» **Directions**
Your reply must contain the full listing below, reproduced exactly, but no pictures.

» **Records to use**
■ ■ ■ ■ ■ ■ ■

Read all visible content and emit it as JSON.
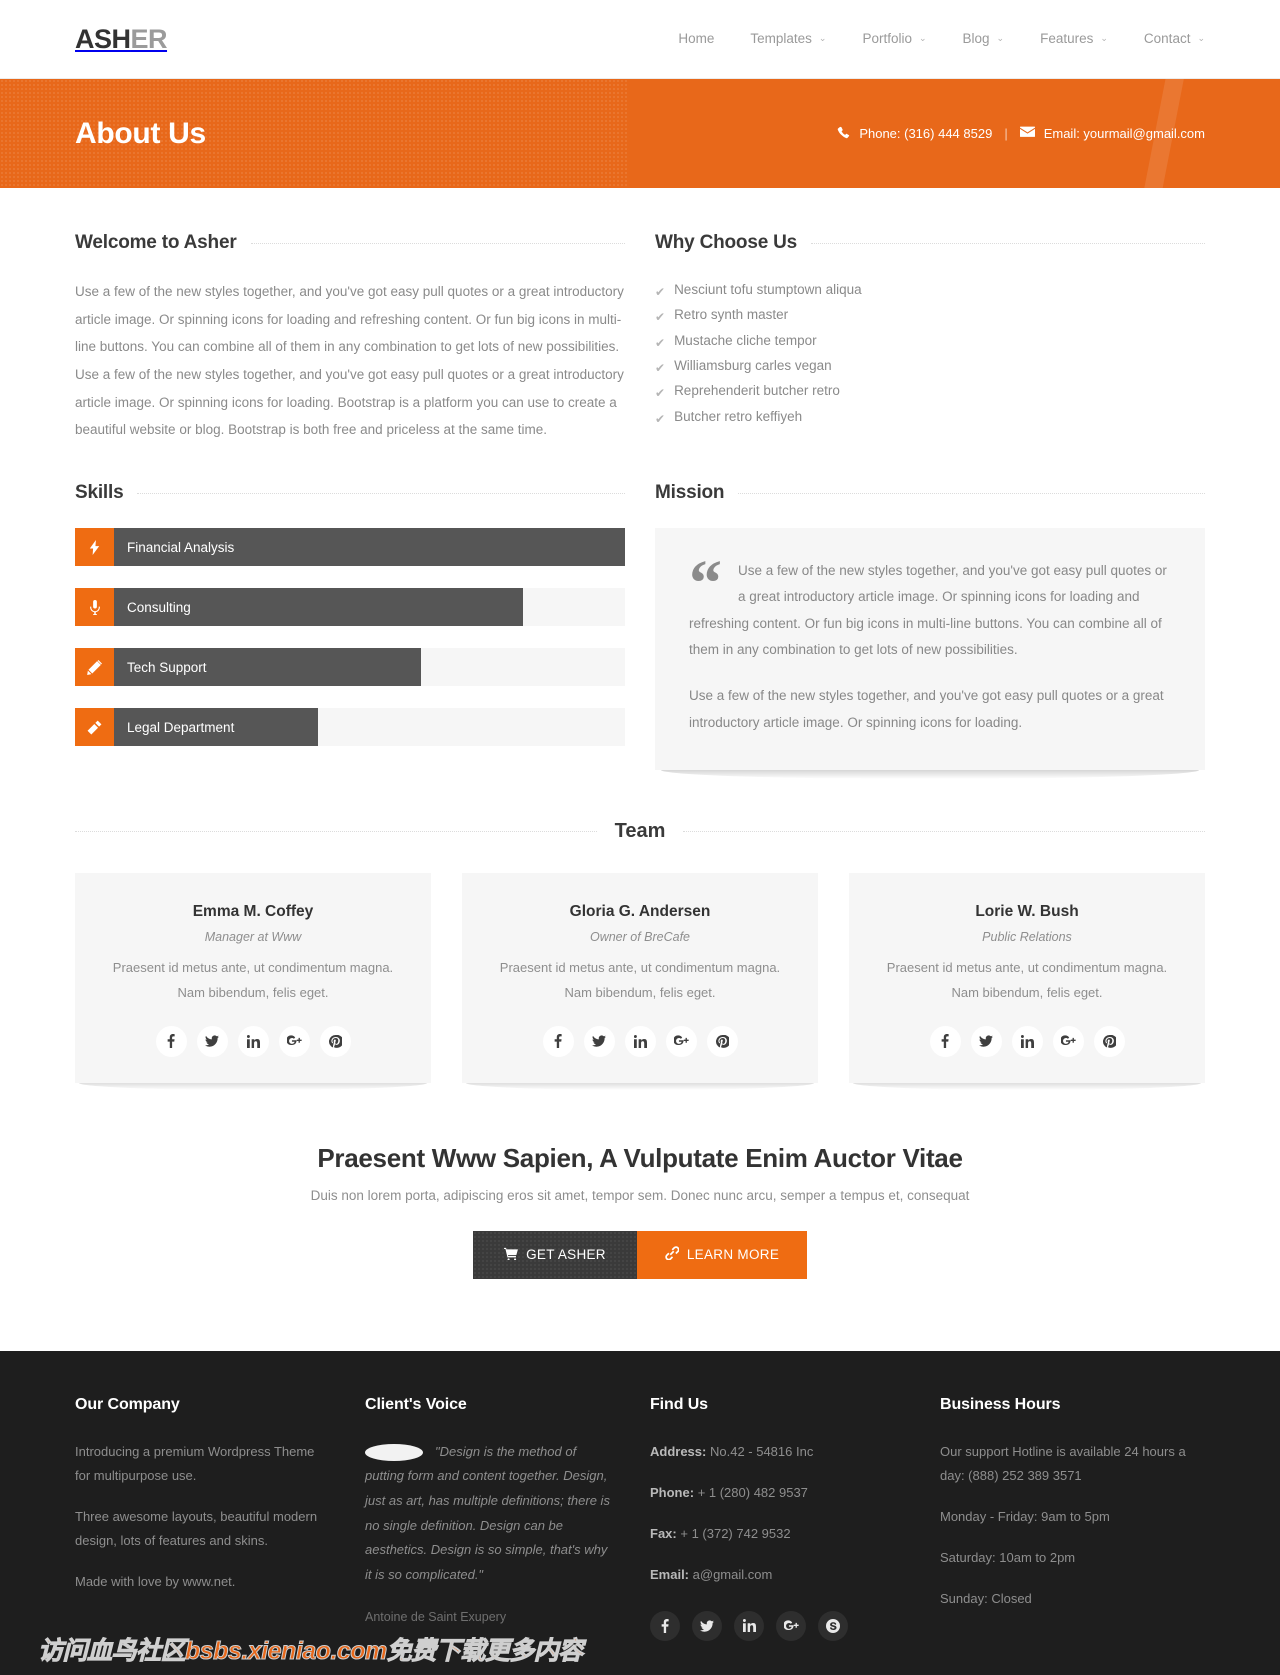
{
  "header": {
    "logo_dark": "ASH",
    "logo_light": "ER",
    "nav": [
      {
        "label": "Home",
        "caret": ""
      },
      {
        "label": "Templates",
        "caret": "⌄"
      },
      {
        "label": "Portfolio",
        "caret": "⌄"
      },
      {
        "label": "Blog",
        "caret": "⌄"
      },
      {
        "label": "Features",
        "caret": "⌄"
      },
      {
        "label": "Contact",
        "caret": "⌄"
      }
    ]
  },
  "banner": {
    "title": "About Us",
    "phone": "Phone: (316) 444 8529",
    "separator": "|",
    "email": "Email: yourmail@gmail.com",
    "bg_color": "#e8681a"
  },
  "welcome": {
    "title": "Welcome to Asher",
    "body": "Use a few of the new styles together, and you've got easy pull quotes or a great introductory article image. Or spinning icons for loading and refreshing content. Or fun big icons in multi-line buttons. You can combine all of them in any combination to get lots of new possibilities. Use a few of the new styles together, and you've got easy pull quotes or a great introductory article image. Or spinning icons for loading. Bootstrap is a platform you can use to create a beautiful website or blog. Bootstrap is both free and priceless at the same time."
  },
  "why": {
    "title": "Why Choose Us",
    "items": [
      "Nesciunt tofu stumptown aliqua",
      "Retro synth master",
      "Mustache cliche tempor",
      "Williamsburg carles vegan",
      "Reprehenderit butcher retro",
      "Butcher retro keffiyeh"
    ]
  },
  "skills": {
    "title": "Skills",
    "accent_color": "#ef6c12",
    "fill_color": "#565656",
    "items": [
      {
        "label": "Financial Analysis",
        "percent": 100,
        "icon": "bolt-icon"
      },
      {
        "label": "Consulting",
        "percent": 80,
        "icon": "microphone-icon"
      },
      {
        "label": "Tech Support",
        "percent": 60,
        "icon": "pencil-ruler-icon"
      },
      {
        "label": "Legal Department",
        "percent": 40,
        "icon": "gavel-icon"
      }
    ]
  },
  "mission": {
    "title": "Mission",
    "quote_glyph": "“",
    "paragraph1": "Use a few of the new styles together, and you've got easy pull quotes or a great introductory article image. Or spinning icons for loading and refreshing content. Or fun big icons in multi-line buttons. You can combine all of them in any combination to get lots of new possibilities.",
    "paragraph2": "Use a few of the new styles together, and you've got easy pull quotes or a great introductory article image. Or spinning icons for loading."
  },
  "team": {
    "title": "Team",
    "members": [
      {
        "name": "Emma M. Coffey",
        "role": "Manager at Www",
        "bio": "Praesent id metus ante, ut condimentum magna. Nam bibendum, felis eget.",
        "socials": [
          "facebook-icon",
          "twitter-icon",
          "linkedin-icon",
          "googleplus-icon",
          "pinterest-icon"
        ]
      },
      {
        "name": "Gloria G. Andersen",
        "role": "Owner of BreCafe",
        "bio": "Praesent id metus ante, ut condimentum magna. Nam bibendum, felis eget.",
        "socials": [
          "facebook-icon",
          "twitter-icon",
          "linkedin-icon",
          "googleplus-icon",
          "pinterest-icon"
        ]
      },
      {
        "name": "Lorie W. Bush",
        "role": "Public Relations",
        "bio": "Praesent id metus ante, ut condimentum magna. Nam bibendum, felis eget.",
        "socials": [
          "facebook-icon",
          "twitter-icon",
          "linkedin-icon",
          "googleplus-icon",
          "pinterest-icon"
        ]
      }
    ]
  },
  "cta": {
    "heading": "Praesent Www Sapien, A Vulputate Enim Auctor Vitae",
    "subtext": "Duis non lorem porta, adipiscing eros sit amet, tempor sem. Donec nunc arcu, semper a tempus et, consequat",
    "primary_label": "GET ASHER",
    "primary_icon": "cart-icon",
    "secondary_label": "LEARN MORE",
    "secondary_icon": "link-icon",
    "secondary_color": "#ef6c12"
  },
  "footer": {
    "company": {
      "title": "Our Company",
      "p1": "Introducing a premium Wordpress Theme for multipurpose use.",
      "p2": "Three awesome layouts, beautiful modern design, lots of features and skins.",
      "p3": "Made with love by www.net."
    },
    "voice": {
      "title": "Client's Voice",
      "quote": "\"Design is the method of putting form and content together. Design, just as art, has multiple definitions; there is no single definition. Design can be aesthetics. Design is so simple, that's why it is so complicated.\"",
      "author": "Antoine de Saint Exupery"
    },
    "find": {
      "title": "Find Us",
      "address_label": "Address:",
      "address_value": "No.42 - 54816 Inc",
      "phone_label": "Phone:",
      "phone_value": "+ 1 (280) 482 9537",
      "fax_label": "Fax:",
      "fax_value": "+ 1 (372) 742 9532",
      "email_label": "Email:",
      "email_value": "a@gmail.com",
      "socials": [
        "facebook-icon",
        "twitter-icon",
        "linkedin-icon",
        "googleplus-icon",
        "skype-icon"
      ]
    },
    "hours": {
      "title": "Business Hours",
      "hotline": "Our support Hotline is available 24 hours a day: (888) 252 389 3571",
      "weekday": "Monday - Friday: 9am to 5pm",
      "saturday": "Saturday: 10am to 2pm",
      "sunday": "Sunday: Closed"
    },
    "watermark": "访问血鸟社区bsbs.xieniao.com免费下载更多内容"
  }
}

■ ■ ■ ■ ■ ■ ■

» **Answer for the task**
Read all visible content and emit it as JSON.
{
  "header": {
    "logo_dark": "ASH",
    "logo_light": "ER",
    "nav": [
      {
        "label": "Home",
        "caret": ""
      },
      {
        "label": "Templates",
        "caret": "⌄"
      },
      {
        "label": "Portfolio",
        "caret": "⌄"
      },
      {
        "label": "Blog",
        "caret": "⌄"
      },
      {
        "label": "Features",
        "caret": "⌄"
      },
      {
        "label": "Contact",
        "caret": "⌄"
      }
    ]
  },
  "banner": {
    "title": "About Us",
    "phone": "Phone: (316) 444 8529",
    "separator": "|",
    "email": "Email: yourmail@gmail.com",
    "bg_color": "#e8681a"
  },
  "welcome": {
    "title": "Welcome to Asher",
    "body": "Use a few of the new styles together, and you've got easy pull quotes or a great introductory article image. Or spinning icons for loading and refreshing content. Or fun big icons in multi-line buttons. You can combine all of them in any combination to get lots of new possibilities. Use a few of the new styles together, and you've got easy pull quotes or a great introductory article image. Or spinning icons for loading. Bootstrap is a platform you can use to create a beautiful website or blog. Bootstrap is both free and priceless at the same time."
  },
  "why": {
    "title": "Why Choose Us",
    "items": [
      "Nesciunt tofu stumptown aliqua",
      "Retro synth master",
      "Mustache cliche tempor",
      "Williamsburg carles vegan",
      "Reprehenderit butcher retro",
      "Butcher retro keffiyeh"
    ]
  },
  "skills": {
    "title": "Skills",
    "accent_color": "#ef6c12",
    "fill_color": "#565656",
    "items": [
      {
        "label": "Financial Analysis",
        "percent": 100,
        "icon": "bolt-icon"
      },
      {
        "label": "Consulting",
        "percent": 80,
        "icon": "microphone-icon"
      },
      {
        "label": "Tech Support",
        "percent": 60,
        "icon": "pencil-ruler-icon"
      },
      {
        "label": "Legal Department",
        "percent": 40,
        "icon": "gavel-icon"
      }
    ]
  },
  "mission": {
    "title": "Mission",
    "quote_glyph": "“",
    "paragraph1": "Use a few of the new styles together, and you've got easy pull quotes or a great introductory article image. Or spinning icons for loading and refreshing content. Or fun big icons in multi-line buttons. You can combine all of them in any combination to get lots of new possibilities.",
    "paragraph2": "Use a few of the new styles together, and you've got easy pull quotes or a great introductory article image. Or spinning icons for loading."
  },
  "team": {
    "title": "Team",
    "members": [
      {
        "name": "Emma M. Coffey",
        "role": "Manager at Www",
        "bio": "Praesent id metus ante, ut condimentum magna. Nam bibendum, felis eget.",
        "socials": [
          "facebook-icon",
          "twitter-icon",
          "linkedin-icon",
          "googleplus-icon",
          "pinterest-icon"
        ]
      },
      {
        "name": "Gloria G. Andersen",
        "role": "Owner of BreCafe",
        "bio": "Praesent id metus ante, ut condimentum magna. Nam bibendum, felis eget.",
        "socials": [
          "facebook-icon",
          "twitter-icon",
          "linkedin-icon",
          "googleplus-icon",
          "pinterest-icon"
        ]
      },
      {
        "name": "Lorie W. Bush",
        "role": "Public Relations",
        "bio": "Praesent id metus ante, ut condimentum magna. Nam bibendum, felis eget.",
        "socials": [
          "facebook-icon",
          "twitter-icon",
          "linkedin-icon",
          "googleplus-icon",
          "pinterest-icon"
        ]
      }
    ]
  },
  "cta": {
    "heading": "Praesent Www Sapien, A Vulputate Enim Auctor Vitae",
    "subtext": "Duis non lorem porta, adipiscing eros sit amet, tempor sem. Donec nunc arcu, semper a tempus et, consequat",
    "primary_label": "GET ASHER",
    "primary_icon": "cart-icon",
    "secondary_label": "LEARN MORE",
    "secondary_icon": "link-icon",
    "secondary_color": "#ef6c12"
  },
  "footer": {
    "company": {
      "title": "Our Company",
      "p1": "Introducing a premium Wordpress Theme for multipurpose use.",
      "p2": "Three awesome layouts, beautiful modern design, lots of features and skins.",
      "p3": "Made with love by www.net."
    },
    "voice": {
      "title": "Client's Voice",
      "quote": "\"Design is the method of putting form and content together. Design, just as art, has multiple definitions; there is no single definition. Design can be aesthetics. Design is so simple, that's why it is so complicated.\"",
      "author": "Antoine de Saint Exupery"
    },
    "find": {
      "title": "Find Us",
      "address_label": "Address:",
      "address_value": "No.42 - 54816 Inc",
      "phone_label": "Phone:",
      "phone_value": "+ 1 (280) 482 9537",
      "fax_label": "Fax:",
      "fax_value": "+ 1 (372) 742 9532",
      "email_label": "Email:",
      "email_value": "a@gmail.com",
      "socials": [
        "facebook-icon",
        "twitter-icon",
        "linkedin-icon",
        "googleplus-icon",
        "skype-icon"
      ]
    },
    "hours": {
      "title": "Business Hours",
      "hotline": "Our support Hotline is available 24 hours a day: (888) 252 389 3571",
      "weekday": "Monday - Friday: 9am to 5pm",
      "saturday": "Saturday: 10am to 2pm",
      "sunday": "Sunday: Closed"
    },
    "watermark": "访问血鸟社区bsbs.xieniao.com免费下载更多内容"
  }
}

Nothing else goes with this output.